- International Court's response came after India filed an appeal on Monday
- Pakistan accused Mr Jadhav of spying, sentenced him to death last month
- India says he was kidnapped from Iran, where he was running a business
The International Court's response came after India filed an appeal on Monday, accusing Pakistan of "egregious violations of the Vienna Convention" and seeking a stay on Mr Jadhav's execution. Mr Jadhav, a retired Naval officer, was kidnapped from Iran, where he was running a business, India said. In its appeal, India also said if Pakistan is unable to annul its decision to execute Mr Jadhav, the court should declare the decision "illegal".
External Affairs minister Sushma Swaraj, who met Bert Koenders, the visiting foreign minister of Netherlands this morning, tweeted that she has already spoken to Mr Jadhav's mother and informed her of the International Court's order.
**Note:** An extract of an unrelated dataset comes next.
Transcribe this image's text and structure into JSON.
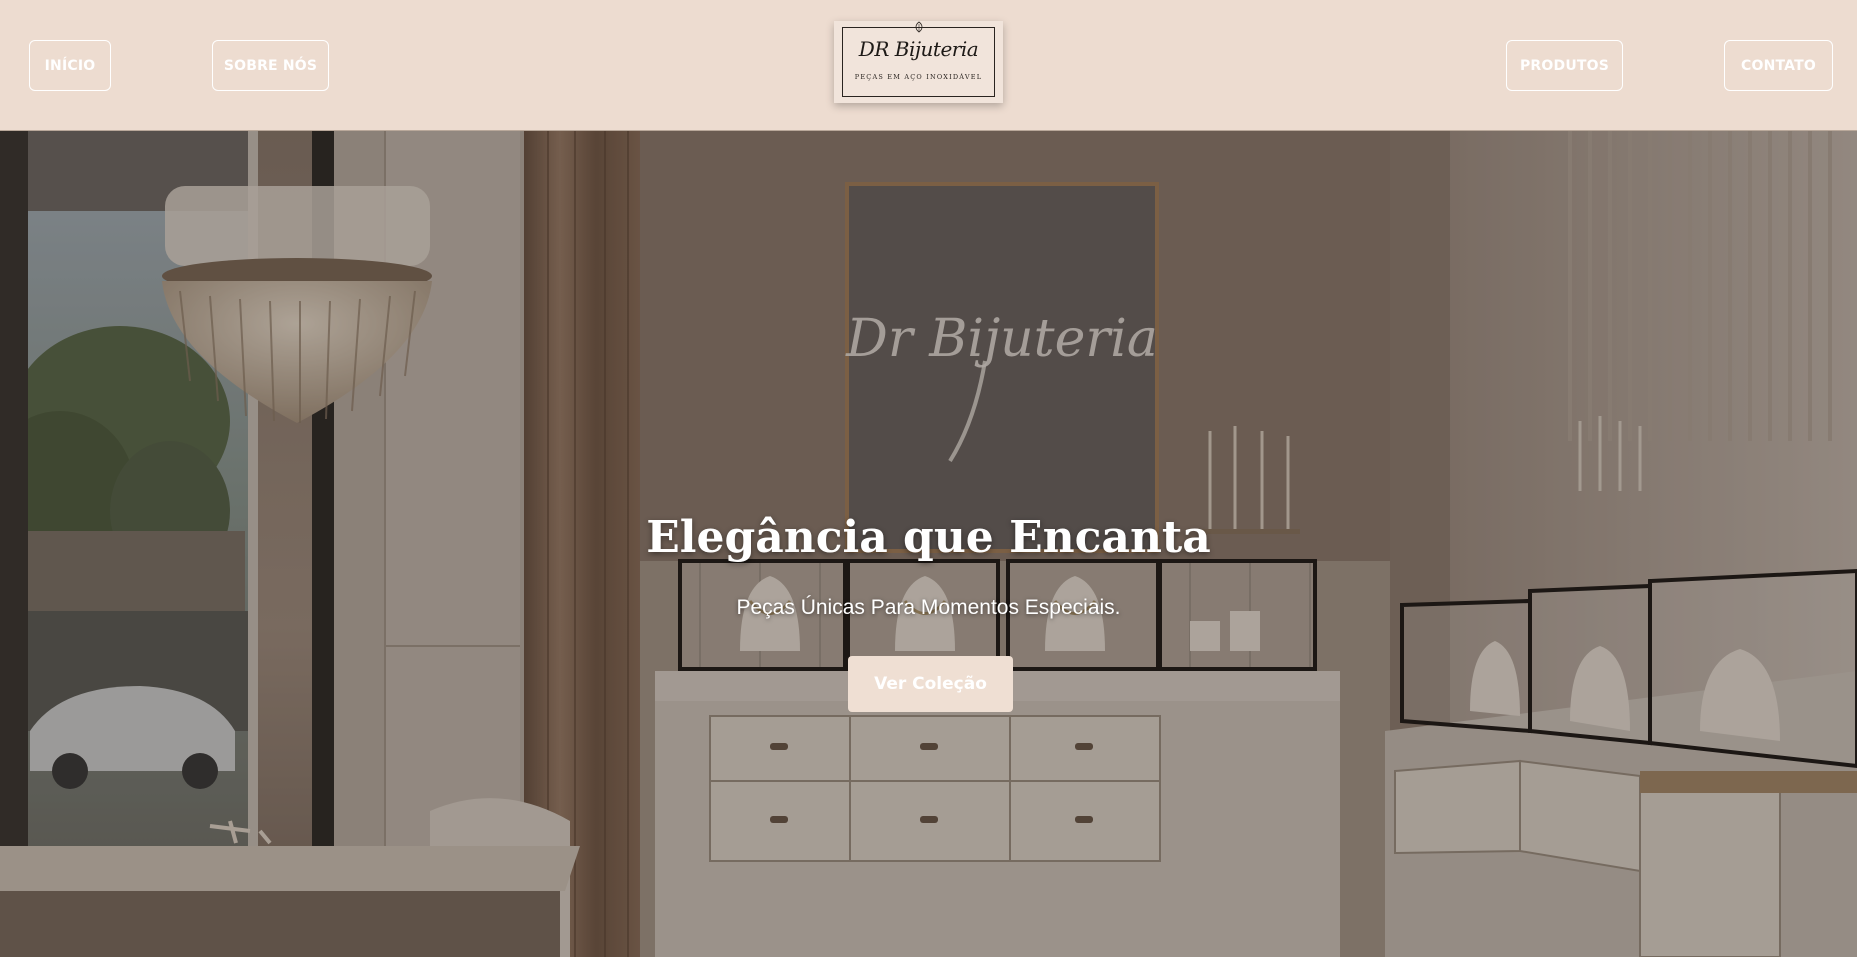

I have spoken to the mother of #KulbhushanJadhav and told her about the order of President, ICJ under Art 74 Paragraph 4 of Rules of Court.- Sushma Swaraj (@SushmaSwaraj) May 9, 2017
Mr.Harish Salve, Senior Advocate is representing India before International Court of Justice in the #KulbhushanJadhav case.- Sushma Swaraj (@SushmaSwaraj) May 9, 2017
Mr Jadhav's mother filed an appeal at a higher court asking for his release, after Pakistan turned down India's repeated requests for consular access to Mr Jadhav.
Pakistan had claimed that Mr Jadhav was arrested on March 3, 2016, from the restive Balochistan province. Last month, a military court sentenced him to death, alleging he was working as a spy for intel agency Research and Analysis Wing or RAW. Pakistan also claimed that he was "a serving officer in the Indian Navy". Days after his arrest, the Pakistan army had released a video in which he was seen admitting to the claims made by Pakistan. India has rubbished the claims.